On top of your role on Nip/Tuck, you also play Detective Kelly Ronson on NYPD Blue. How much time would you say you spend working?
I’m lucky now because I’m on hiatus, but there was a period where I had a couple of 24-hour days. I would go and be a cop in the morning and interrogate and arrest people, and then in the afternoon I would go to Nip/Tuck and have sex with random partners. It was really the yin and yang of life. It was hard, but I feel gracious about it because in many ways I asked these two shows to accommodate me. It was sort of an embarrassment of riches.
How did you get involved in acting?
I started very young, when I was about 12. I really, really wanted to be an actor and my parents kept saying, “Wait until you are 18, then you can do whatever you want.” I just wasn’t having it. I heard about an audition to do a voiceover and my parents said, “If you can get there, you can go.” So, I took the bus and went to my first audition. It was such a minor thing. I had to sing “Happy Birthday” and that was it. Then I went on to do a lot of voiceovers and a lot of theatre in Montreal. It just sort of never stopped. I always had the bug.
You studied at Harvard University of American Repertory Theater and did tons of theatre. How did you transition into television shows like The Practice and your role as educator Lauren Davis on Boston Public?
I was doing theatre in New York for a few years and it was great. When you are an actor in New York, I think it is pretty typical that you know Los Angeles is out there and you know someday you should try it on, but it seems so daunting. One year I said, “I am going to go out there and if I don’t like it, I am going to go home and go back to New York.” That’s how I met these great women who were casting The Practice. From The Practice, I started working with David E. Kelley [of Boston Public].
I hear you are also a painter. Tell me about your work.
Tom McCarthy, who made this film The Station Agent, said he had this script and was interested in someday making it and really wanted to put my paintings in the film. And I said, “Of course.” You do anything for your friends. About three years later, he called me and said he had the money and wanted me to send my paintings. So, I had to find all of them, clean then up, make them better and then I sent them off and they were in The Station Agent.

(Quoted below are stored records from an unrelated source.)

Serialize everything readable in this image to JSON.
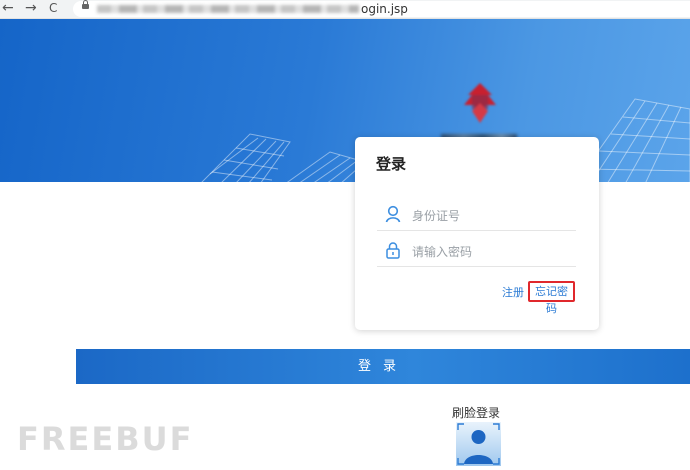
{
  "browser": {
    "back_icon": "←",
    "forward_icon": "→",
    "reload_icon": "C",
    "url_visible": "ogin.jsp"
  },
  "banner": {
    "primary_color": "#1565c8",
    "accent_color": "#5ba4ea"
  },
  "login": {
    "title": "登录",
    "id_placeholder": "身份证号",
    "password_placeholder": "请输入密码",
    "register_label": "注册",
    "forgot_label": "忘记密码",
    "highlight_color": "#e0282c"
  },
  "main": {
    "login_button_label": "登录",
    "face_login_label": "刷脸登录"
  },
  "watermark": "FREEBUF"
}
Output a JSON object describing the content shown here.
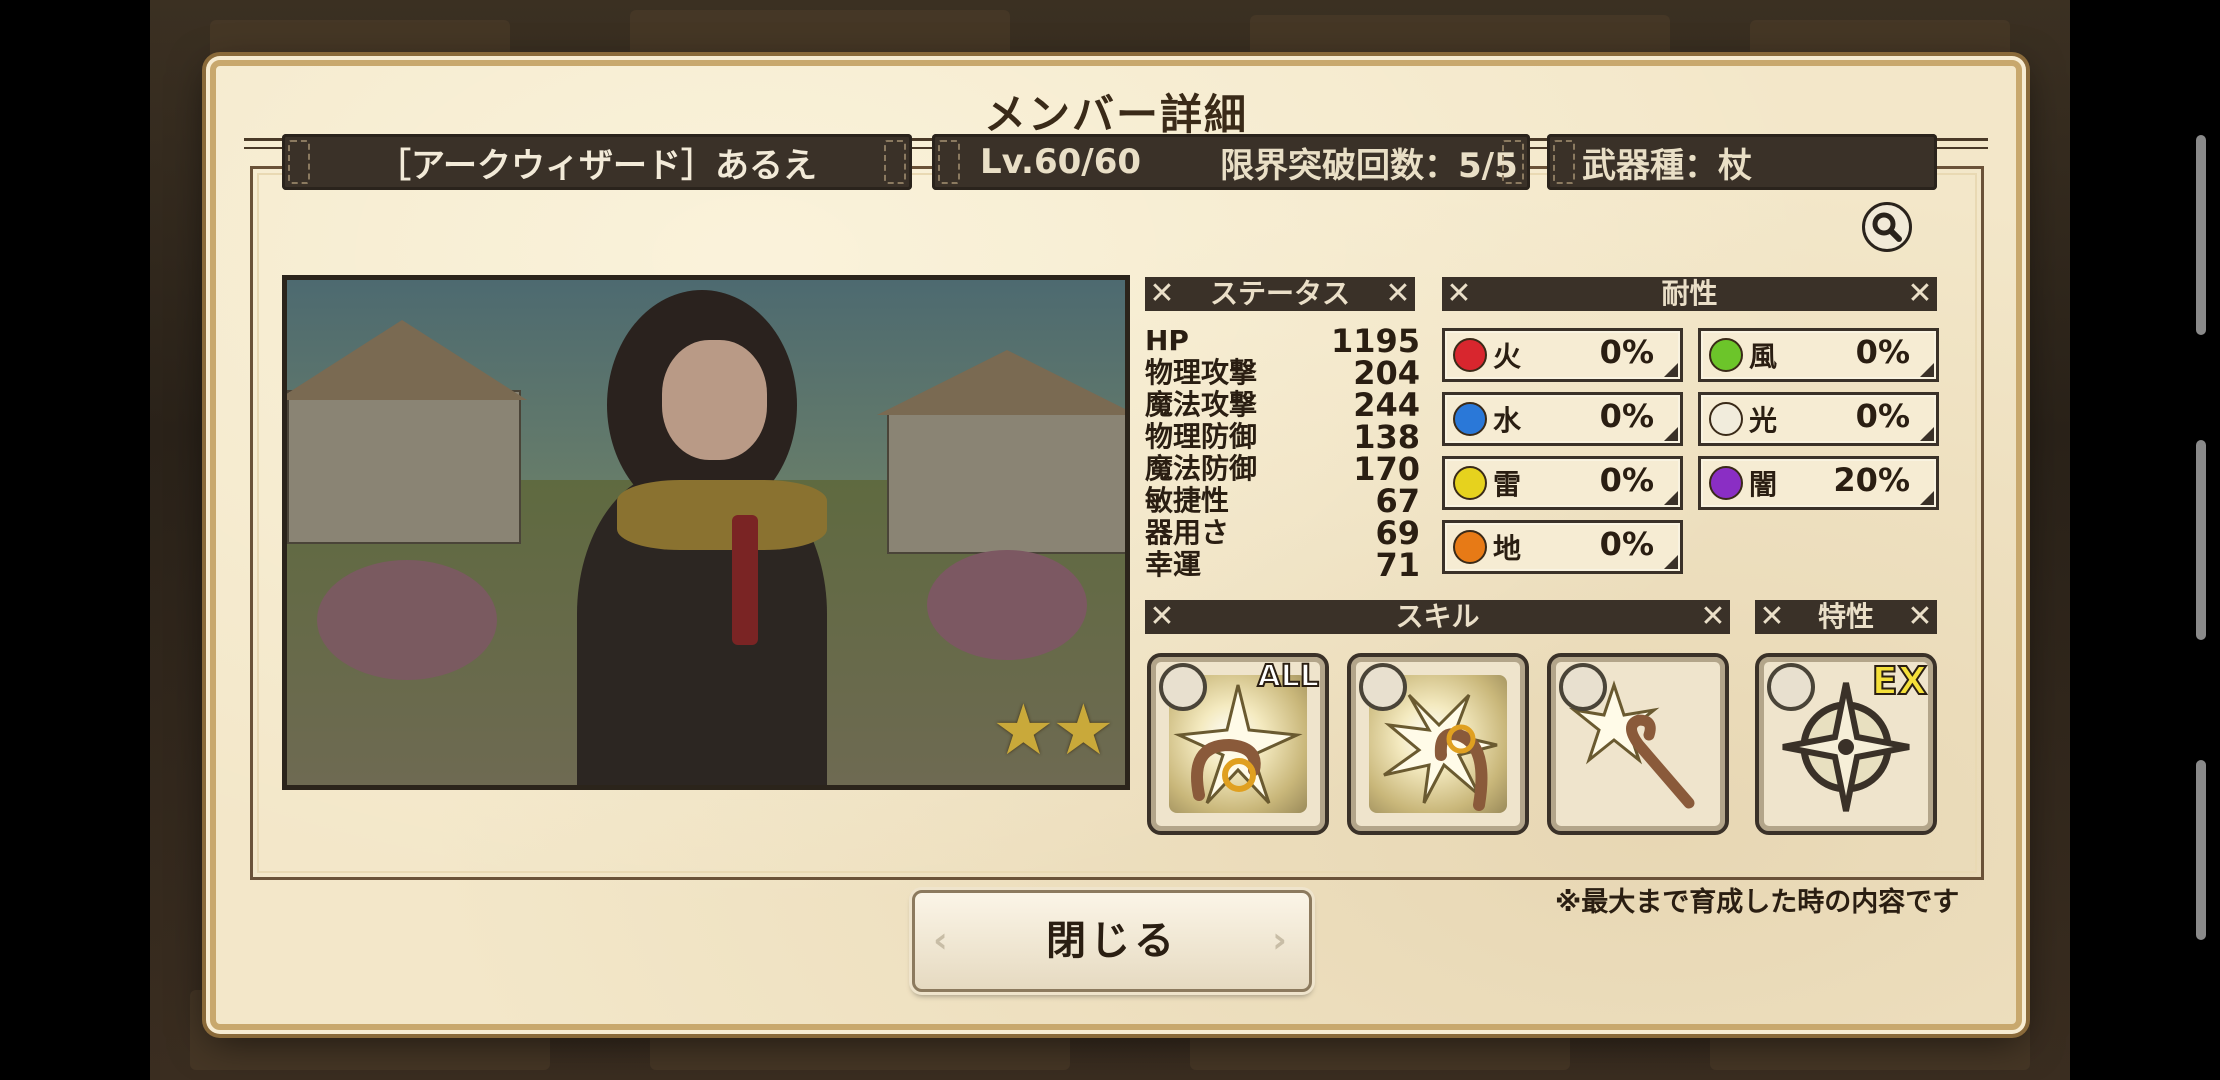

What type of style do you paint?
I usually do portraits of women, mostly, and the theme is pretty moody, pretty dark. They are colorful, but pretty somber.
What else can we expect to see you in this year?
I did Chicks with Sticks, which is this female hockey movie with Margot Kidder and Jason Priestley. We shot it up in Canada and it was pretty cool. Then I did this Weitz brothers’ movie with Seth Meyers called See This Movie. It’s a really funny mocumentery.
Do you have anything to say to your fans here in Miami?
I hope we do them justice, and I would love to come down and visit sometime.